(Items listed in a dataset)
"""
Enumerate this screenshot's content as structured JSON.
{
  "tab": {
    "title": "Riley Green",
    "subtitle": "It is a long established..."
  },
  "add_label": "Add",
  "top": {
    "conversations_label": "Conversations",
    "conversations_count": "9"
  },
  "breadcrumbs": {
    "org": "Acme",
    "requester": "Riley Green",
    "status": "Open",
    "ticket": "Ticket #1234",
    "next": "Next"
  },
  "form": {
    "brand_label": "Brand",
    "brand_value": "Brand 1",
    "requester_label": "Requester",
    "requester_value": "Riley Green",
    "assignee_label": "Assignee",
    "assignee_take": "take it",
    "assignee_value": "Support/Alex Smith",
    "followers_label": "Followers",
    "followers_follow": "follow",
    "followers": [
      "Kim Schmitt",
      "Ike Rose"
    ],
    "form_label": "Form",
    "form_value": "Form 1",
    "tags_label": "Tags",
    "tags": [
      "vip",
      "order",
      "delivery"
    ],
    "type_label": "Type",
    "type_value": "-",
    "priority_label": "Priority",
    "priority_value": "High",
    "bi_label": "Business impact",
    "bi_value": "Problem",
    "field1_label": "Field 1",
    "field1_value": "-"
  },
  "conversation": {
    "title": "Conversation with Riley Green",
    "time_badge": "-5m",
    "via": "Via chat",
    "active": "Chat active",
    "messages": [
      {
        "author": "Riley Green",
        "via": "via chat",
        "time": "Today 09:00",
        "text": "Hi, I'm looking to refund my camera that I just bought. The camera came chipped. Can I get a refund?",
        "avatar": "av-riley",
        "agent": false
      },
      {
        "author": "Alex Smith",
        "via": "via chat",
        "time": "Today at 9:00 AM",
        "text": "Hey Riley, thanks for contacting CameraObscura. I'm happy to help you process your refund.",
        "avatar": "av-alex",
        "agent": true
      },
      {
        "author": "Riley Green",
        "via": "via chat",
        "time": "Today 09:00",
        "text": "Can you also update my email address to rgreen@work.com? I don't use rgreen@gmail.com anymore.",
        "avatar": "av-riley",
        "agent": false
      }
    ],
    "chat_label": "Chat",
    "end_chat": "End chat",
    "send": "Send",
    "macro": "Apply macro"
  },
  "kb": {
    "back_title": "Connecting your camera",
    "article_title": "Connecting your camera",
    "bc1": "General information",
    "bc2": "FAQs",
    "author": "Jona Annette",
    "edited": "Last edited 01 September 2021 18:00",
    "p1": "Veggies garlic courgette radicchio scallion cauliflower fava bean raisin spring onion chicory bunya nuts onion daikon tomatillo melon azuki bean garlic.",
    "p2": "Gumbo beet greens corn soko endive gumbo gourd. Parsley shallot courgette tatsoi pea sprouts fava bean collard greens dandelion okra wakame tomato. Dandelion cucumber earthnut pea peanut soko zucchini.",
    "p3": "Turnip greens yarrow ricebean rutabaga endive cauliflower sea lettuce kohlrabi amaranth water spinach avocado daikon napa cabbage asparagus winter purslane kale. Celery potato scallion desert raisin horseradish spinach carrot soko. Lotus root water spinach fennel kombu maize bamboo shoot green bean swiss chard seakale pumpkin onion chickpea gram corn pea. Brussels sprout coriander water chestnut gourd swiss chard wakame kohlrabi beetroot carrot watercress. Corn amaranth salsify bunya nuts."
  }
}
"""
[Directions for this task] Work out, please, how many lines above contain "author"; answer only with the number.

[Written solution] 4